Friday, November 27, 2015

Finding great activities - an unending priority

Always finding the best way to teach math is an unending battle.  Finding ways for the students to truly discover high level math concepts is a difficult endeavor.

This past summer I was lucky enough to be part of a grant with UW-Platteville on STEM (along with 4 kick-butt co-workers).   We have done a number of things as a team to help make our school a better problem solving place.  One thing from the summer course was to do a STEM assignment in one of our classes - tape it, keep student data and reflect upon it.  I figured why not post it here too.

My project was to use ziggurats to help drive summation understanding.  It is a project I took directly from the summer grant.   And I am thankful that I was able to have the materials given to me versus me having to create the materials.  Making projects during the school year itself is a tough mission; that is why getting projects during the summer is so important.

So the project had plane views of different ziggurats (pyramids) which I combined with set of blocks where I wanted the students to calculate the number of blocks in 7 layers of zigguarat, but more importantly to create a summation that would represent the total too.

There were three designs, it was a challenge for the students.  Each group quickly calculated the number of blocks in the ziggurat, but to turn that into a summation proved more challenging.  Especially when the summation had to have an odd number in the sequence!  (It went 1 squared, 3 squared, 5 squared, and so on).

I have taught Pre-Calculus for a decade and this was the first time where I truly saw the "a-ha" moment with all my students working on summations.  And unsurprisingly it is the first time I have taught summations any way besides lecture and practice.  So why hadn't I done it?  Plain and simple - just time.

Finding and creating projects is time consuming, and I just had not had it before this grant - that is why professional development like this and time in our district is so important.  It is important for us to remember and ask for the time, without making and taking time we end up in a routine.  And that routine will rarely lead to improved teaching.  And small successes are the stepping stones to larger things.

Our school's larger thing now is our commitment to have all our students get a hand-on STEM experience - we do that by using homeroom time working outside of a class and a grade.  We were able to do this through a grant and community support and the results are looking great (STEM progress video).  It all starts with small steps - like the STEM class at UW-Platteville.

And while time is important, activities come from being fearless also.  I remind myself that sometimes I just need to make the time to try something new.  I need to say if it does not work it is okay, try, revise.  I just need to make finding great learning opportunities a priority.

Monday, November 9, 2015

Just too impatient for real gains

Big news in Wisconsin this fall, we have a (another) new power test this school year - the Wisconsin Forward Exam.   Replacing the long used WKCE and the 1 year used Smarter Balanced.  For years the WKCE was given and basically ignored by many educators, what do you do with a test given in the fall with results returned in the spring.  It never tested problem solving, collaborating, revising, either.  Then....

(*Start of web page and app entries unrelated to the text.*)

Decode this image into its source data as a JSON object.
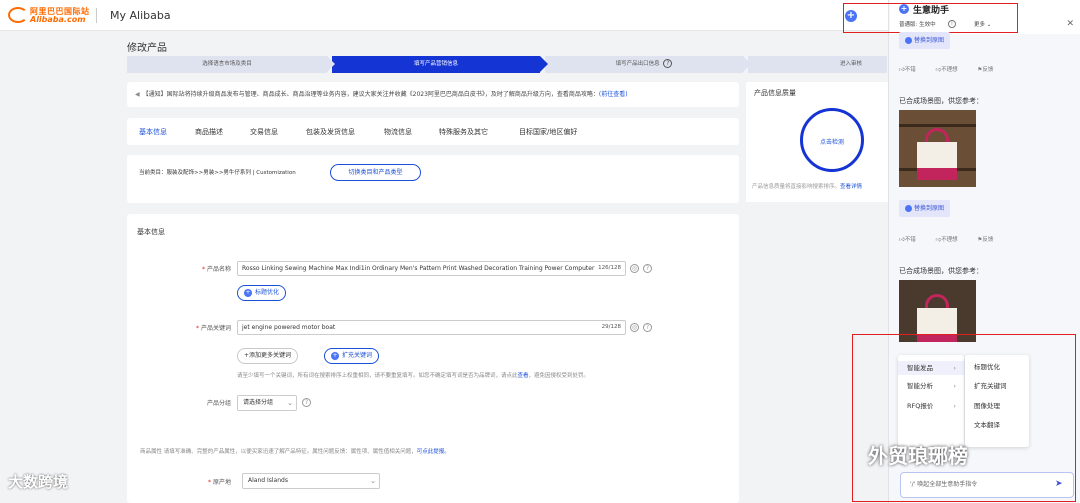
{
  "topbar": {
    "logo_cn": "阿里巴巴国际站",
    "logo_en": "Alibaba.com",
    "site_title": "My Alibaba"
  },
  "page": {
    "title": "修改产品"
  },
  "steps": [
    {
      "label": "选择语言市场及类目"
    },
    {
      "label": "填写产品营销信息"
    },
    {
      "label": "填写产品出口信息"
    },
    {
      "label": "进入审核"
    }
  ],
  "notice": {
    "text": "【通知】国际站将持续升级商品发布与管理、商品成长、商品治理等业务内容，建议大家关注并收藏《2023阿里巴巴商品白皮书》，及时了解商品升级方向，查看商品攻略：",
    "link": "(前往查看)"
  },
  "tabs": [
    "基本信息",
    "商品描述",
    "交易信息",
    "包装及发货信息",
    "物流信息",
    "特殊服务及其它",
    "目标国家/地区偏好"
  ],
  "category": {
    "text": "当前类目：服装及配饰>>男装>>男牛仔系列 | Customization",
    "switch_button": "切换类目和产品类型"
  },
  "quality": {
    "title": "产品信息质量",
    "check_label": "点击检测",
    "note": "产品信息质量将直接影响搜索排序。",
    "note_link": "查看详情"
  },
  "basic": {
    "heading": "基本信息",
    "name_label": "产品名称",
    "name_value": "Rosso Linking Sewing Machine Max Indi1in Ordinary Men's Pattern Print Washed Decoration Training Power Computer",
    "name_count": "126/128",
    "title_opt_button": "标题优化",
    "keyword_label": "产品关键词",
    "keyword_value": "jet engine powered motor boat",
    "keyword_count": "29/128",
    "add_keyword_button": "+添加更多关键词",
    "expand_keyword_button": "扩充关键词",
    "keyword_hint": "请至少填写一个关键词，所有词在搜索排序上权重相同，请不要重复填写。如您不确定填写词是否为品牌词，请点此",
    "keyword_hint_link": "查看",
    "keyword_hint_tail": "，避免因侵权受到处罚。",
    "group_label": "产品分组",
    "group_placeholder": "请选择分组",
    "attr_note": "商品属性  请填写准确、完整的产品属性，以便买家迅速了解产品特征。属性问题反馈：属性项、属性值相关问题，",
    "attr_link": "可点此提报。",
    "origin_label": "原产地",
    "origin_value": "Aland Islands"
  },
  "assistant": {
    "title": "生意助手",
    "subtitle": "普通版: 生效中",
    "more": "更多",
    "replace_button": "替换到原图",
    "feedback": [
      "不错",
      "不理想",
      "反馈"
    ],
    "scene_label": "已合成场景图，供您参考："
  },
  "menu": {
    "primary": [
      {
        "label": "智能发品"
      },
      {
        "label": "智能分析"
      },
      {
        "label": "RFQ报价"
      }
    ],
    "secondary": [
      "标题优化",
      "扩充关键词",
      "图像处理",
      "文本翻译"
    ]
  },
  "command_input": {
    "placeholder": "'/' 唤起全部生意助手指令"
  },
  "watermarks": {
    "left": "大数跨境",
    "right": "外贸琅琊榜"
  },
  "colors": {
    "brand": "#ff6a00",
    "primary": "#1534d4",
    "highlight_box": "#e02020"
  }
}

We worked for multiple years to shift to the CCSS and a new test.  A test which was suppose to be easier to use data from and provide a better picture of whether our students were learning the necessary problem solving skills.  Big change, new way - new things to do.  And then, boom, we moved away from the Smarter Balanced assessment after only one year (yeah the roll out was bad).  Maybe it is the right move, I am not sure, but it really shows how easily education drifts with the winds.

Now the Forward test is coming, and it has to hurry for spring; rushing  from the normal 12-18 months, it is being made in about 9 months.

Removed are the performance tasks from the Smarter Balanced, which did have some issues last year.  But the move makes sense because we all do so much scan tron work in the real world....
Now I had not been a fan of the Smarter Balanced assessment performance tasks.  But again - we don't revise, we don't correct - we remove, thus a new wind and another new direction.

So a rushed test, with a different format.  Good, bad I don't know.  Are we really going to have useful data?  Again, not sure.  But it simply shows we have no long term goals for real improvement.  We have no backbone for our vision and path.

Worst of all, we have armed a small, very small, but vocal minority of people whose rally cry is don't change.  Why work at the new things?  So initiatives simply disappear - we don't revise in education we replace.

This all is part of the perfect storm of education, it takes years in industry to run long range plans, you set it and hold it.  Little bumps are expected and dealt with - education does not have that resiliency.  And now for the first year our national scores dipped in over 2 decades - it is not isolated.

I truly believe that dip is because of the lack of professionalism shown the teaching profession coupled with a vision that changes with the wind.  We are simply not doing the right things long enough, we are just too impatient for real gains.

(FYI - I started this blog weeks ago - when the news was fresh - I was just raging too much to make a readable post until now)